Bolt-Check tool reduces preventative maintenance time, resulting in service cost reductions while maximizing uptime;
By: R&D A/S
Incorrect bolt tension in wind turbines is a common complication that can both result in expensive call-out charges and downtime. Checking the condition of the bolts to ensure safe and reliable performance is a key maintenance task.
Each manufacturer provides service instructions as to when preventative maintenance is due. This work can be time consuming and cumbersome as the tightening tools are often large and heavy. Furthermore, subsequent wear and tear resulting from re-tightening can be significant.
Capable of checking more than 100 bolts per hour, the Bolt-Check tool is light and hand-held and maintenance costs are reduced as only the ultrasonic sensor head gets worn over time.
Competitively priced with traceability feature

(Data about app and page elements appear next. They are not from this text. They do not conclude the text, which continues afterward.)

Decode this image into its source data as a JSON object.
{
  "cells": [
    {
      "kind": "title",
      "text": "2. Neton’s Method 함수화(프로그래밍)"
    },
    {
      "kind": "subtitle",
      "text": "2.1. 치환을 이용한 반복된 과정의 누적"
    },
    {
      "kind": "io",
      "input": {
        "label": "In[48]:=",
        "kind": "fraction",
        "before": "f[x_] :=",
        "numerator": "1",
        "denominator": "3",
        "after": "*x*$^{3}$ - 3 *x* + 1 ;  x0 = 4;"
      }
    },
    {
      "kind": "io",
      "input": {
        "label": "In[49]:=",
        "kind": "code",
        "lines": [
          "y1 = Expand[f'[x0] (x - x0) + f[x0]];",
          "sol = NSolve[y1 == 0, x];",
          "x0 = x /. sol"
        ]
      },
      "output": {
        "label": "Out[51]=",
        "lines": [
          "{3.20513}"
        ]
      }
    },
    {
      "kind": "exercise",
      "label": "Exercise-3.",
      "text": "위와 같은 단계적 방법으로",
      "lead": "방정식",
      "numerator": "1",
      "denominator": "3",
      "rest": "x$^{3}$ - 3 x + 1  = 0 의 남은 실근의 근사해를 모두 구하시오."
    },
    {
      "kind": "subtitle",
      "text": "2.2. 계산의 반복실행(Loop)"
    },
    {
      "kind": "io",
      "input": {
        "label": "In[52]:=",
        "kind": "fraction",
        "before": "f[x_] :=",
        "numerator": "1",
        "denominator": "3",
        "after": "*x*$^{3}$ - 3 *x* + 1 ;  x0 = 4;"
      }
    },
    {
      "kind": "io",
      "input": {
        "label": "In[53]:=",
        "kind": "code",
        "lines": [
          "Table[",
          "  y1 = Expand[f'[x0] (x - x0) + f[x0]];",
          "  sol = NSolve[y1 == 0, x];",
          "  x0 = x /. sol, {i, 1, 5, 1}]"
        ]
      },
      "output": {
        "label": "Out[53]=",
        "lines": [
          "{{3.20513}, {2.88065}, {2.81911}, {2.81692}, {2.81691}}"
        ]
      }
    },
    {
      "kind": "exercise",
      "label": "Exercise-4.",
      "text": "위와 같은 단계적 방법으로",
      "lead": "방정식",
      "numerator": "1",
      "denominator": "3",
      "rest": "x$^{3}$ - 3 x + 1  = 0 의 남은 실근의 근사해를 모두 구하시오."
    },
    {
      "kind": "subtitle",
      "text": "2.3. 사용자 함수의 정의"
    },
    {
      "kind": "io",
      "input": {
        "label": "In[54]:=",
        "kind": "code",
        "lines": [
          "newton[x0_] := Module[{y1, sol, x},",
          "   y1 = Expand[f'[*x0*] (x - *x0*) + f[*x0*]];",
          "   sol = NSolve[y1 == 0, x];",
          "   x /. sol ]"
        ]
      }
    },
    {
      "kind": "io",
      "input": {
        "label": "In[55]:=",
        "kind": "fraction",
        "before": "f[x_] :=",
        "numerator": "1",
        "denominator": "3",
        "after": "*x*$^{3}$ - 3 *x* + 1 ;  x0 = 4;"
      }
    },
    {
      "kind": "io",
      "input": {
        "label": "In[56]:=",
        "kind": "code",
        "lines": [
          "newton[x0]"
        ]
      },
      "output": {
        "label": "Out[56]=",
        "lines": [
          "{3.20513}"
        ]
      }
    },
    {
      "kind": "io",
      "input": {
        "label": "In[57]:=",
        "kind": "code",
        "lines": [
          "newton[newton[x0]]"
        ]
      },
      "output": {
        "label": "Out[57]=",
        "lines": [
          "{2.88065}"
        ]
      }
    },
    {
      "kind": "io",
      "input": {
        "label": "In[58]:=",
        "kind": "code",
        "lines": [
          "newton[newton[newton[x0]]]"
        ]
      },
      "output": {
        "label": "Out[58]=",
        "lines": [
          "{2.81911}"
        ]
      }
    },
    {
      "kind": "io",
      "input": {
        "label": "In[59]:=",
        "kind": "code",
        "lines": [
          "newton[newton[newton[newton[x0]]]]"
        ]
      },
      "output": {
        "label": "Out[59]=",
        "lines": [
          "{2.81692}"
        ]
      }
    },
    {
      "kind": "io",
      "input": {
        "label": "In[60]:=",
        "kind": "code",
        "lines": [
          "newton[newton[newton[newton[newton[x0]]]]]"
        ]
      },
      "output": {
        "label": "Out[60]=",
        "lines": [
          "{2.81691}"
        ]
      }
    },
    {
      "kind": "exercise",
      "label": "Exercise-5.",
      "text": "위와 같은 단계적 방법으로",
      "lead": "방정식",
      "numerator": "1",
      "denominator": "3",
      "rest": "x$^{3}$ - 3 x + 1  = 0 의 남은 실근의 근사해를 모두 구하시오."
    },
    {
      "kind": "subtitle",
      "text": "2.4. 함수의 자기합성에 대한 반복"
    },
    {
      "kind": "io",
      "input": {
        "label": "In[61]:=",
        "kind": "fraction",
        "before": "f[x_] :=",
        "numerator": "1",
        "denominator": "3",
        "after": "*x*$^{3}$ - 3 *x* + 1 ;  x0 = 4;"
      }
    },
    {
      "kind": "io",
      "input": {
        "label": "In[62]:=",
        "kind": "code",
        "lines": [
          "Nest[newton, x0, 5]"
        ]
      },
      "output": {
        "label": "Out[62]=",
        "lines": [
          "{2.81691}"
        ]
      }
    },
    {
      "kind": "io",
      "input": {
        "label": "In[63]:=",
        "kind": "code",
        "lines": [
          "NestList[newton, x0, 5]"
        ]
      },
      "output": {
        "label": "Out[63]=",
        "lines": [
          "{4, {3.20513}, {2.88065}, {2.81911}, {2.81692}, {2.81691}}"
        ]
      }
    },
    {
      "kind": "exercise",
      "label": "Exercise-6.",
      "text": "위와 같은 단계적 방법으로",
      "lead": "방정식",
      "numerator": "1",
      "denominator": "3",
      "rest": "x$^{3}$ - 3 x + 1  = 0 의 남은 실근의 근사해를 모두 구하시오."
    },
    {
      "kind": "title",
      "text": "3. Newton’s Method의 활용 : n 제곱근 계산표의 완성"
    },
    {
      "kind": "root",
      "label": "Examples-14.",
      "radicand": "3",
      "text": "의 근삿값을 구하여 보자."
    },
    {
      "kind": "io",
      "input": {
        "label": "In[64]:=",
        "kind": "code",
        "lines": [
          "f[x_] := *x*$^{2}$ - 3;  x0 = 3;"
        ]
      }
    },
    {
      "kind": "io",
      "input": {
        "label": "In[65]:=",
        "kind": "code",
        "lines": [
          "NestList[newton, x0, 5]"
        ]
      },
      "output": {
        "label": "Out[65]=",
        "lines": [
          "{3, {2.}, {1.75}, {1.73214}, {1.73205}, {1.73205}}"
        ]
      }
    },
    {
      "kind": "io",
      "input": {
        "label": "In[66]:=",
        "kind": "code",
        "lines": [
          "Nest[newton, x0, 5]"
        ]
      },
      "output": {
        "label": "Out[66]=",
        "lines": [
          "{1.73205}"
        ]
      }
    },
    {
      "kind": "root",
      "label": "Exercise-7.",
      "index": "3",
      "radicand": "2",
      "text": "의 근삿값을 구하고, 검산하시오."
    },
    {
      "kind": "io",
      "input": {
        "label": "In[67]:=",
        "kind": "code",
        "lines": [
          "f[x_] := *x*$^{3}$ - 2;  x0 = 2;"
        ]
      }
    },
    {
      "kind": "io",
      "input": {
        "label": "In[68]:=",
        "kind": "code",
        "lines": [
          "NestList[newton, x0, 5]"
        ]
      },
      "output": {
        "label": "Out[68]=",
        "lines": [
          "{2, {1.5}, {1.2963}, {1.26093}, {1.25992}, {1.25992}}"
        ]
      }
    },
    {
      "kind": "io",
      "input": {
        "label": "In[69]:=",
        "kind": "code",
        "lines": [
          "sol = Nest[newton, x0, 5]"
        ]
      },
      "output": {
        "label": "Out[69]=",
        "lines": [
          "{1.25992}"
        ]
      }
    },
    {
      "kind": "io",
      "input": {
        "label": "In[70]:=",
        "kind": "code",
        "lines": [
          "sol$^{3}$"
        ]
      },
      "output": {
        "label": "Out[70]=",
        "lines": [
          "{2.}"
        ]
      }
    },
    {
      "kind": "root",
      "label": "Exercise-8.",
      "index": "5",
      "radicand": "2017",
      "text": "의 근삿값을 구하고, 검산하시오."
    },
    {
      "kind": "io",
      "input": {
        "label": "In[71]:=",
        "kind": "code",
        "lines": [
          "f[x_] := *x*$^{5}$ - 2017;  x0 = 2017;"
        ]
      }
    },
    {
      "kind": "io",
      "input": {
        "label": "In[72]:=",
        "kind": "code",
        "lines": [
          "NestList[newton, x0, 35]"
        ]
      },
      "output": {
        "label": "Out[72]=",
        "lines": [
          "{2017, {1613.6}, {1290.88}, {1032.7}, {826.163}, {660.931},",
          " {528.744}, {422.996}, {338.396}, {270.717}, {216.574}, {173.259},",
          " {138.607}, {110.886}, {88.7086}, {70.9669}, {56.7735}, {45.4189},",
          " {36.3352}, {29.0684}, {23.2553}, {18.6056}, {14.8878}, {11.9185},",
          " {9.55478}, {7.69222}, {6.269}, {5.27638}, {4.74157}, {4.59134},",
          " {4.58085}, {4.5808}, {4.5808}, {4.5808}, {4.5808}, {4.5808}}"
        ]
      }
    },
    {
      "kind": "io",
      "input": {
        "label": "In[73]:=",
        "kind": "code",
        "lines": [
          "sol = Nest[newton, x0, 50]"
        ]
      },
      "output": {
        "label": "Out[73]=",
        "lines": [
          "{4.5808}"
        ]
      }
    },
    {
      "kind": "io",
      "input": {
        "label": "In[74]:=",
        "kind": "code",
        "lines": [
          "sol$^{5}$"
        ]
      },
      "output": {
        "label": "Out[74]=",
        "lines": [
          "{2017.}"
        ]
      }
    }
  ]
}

Unlike other sensor-based tools, Bolt-Check does not require specially manufactured bolt. Bolt-Check can be implemented at a cost of 3-4 euros per bolt. This compares to specialized bolts costing 10 times that. A unique traceability tag is added to each bolt in the Bolt-Check system for a detailed documentation trail.
Accurate to better than 5 percent, the tool offers an advantage compared to traditional torque-and-tension methods, for which the error tolerance can be as much as 30 percent.
Service technicians benefit and human errors reduced
Bolt-Check offers the simplicity of the "ping" test while using ultrasound to obtain a highly accurate result. Because Bolt-Check documents measurements electronically, potential human errors are reduced.
This patented approach gives bolt tension results to the necessary level of accuracy required. The patent makes use of the fact that the speed of sound in a bolt under tension is slower than an unloaded bolt, meaning the measured distance is longer than it should be. For a given, calibrated batch of bolts, the difference between the ultrasonic and mechanically measured distances is directly related to the tension in the bolt. This enables accurate tension measurement without having to loosen each bolt first.
Dr. M. Conlong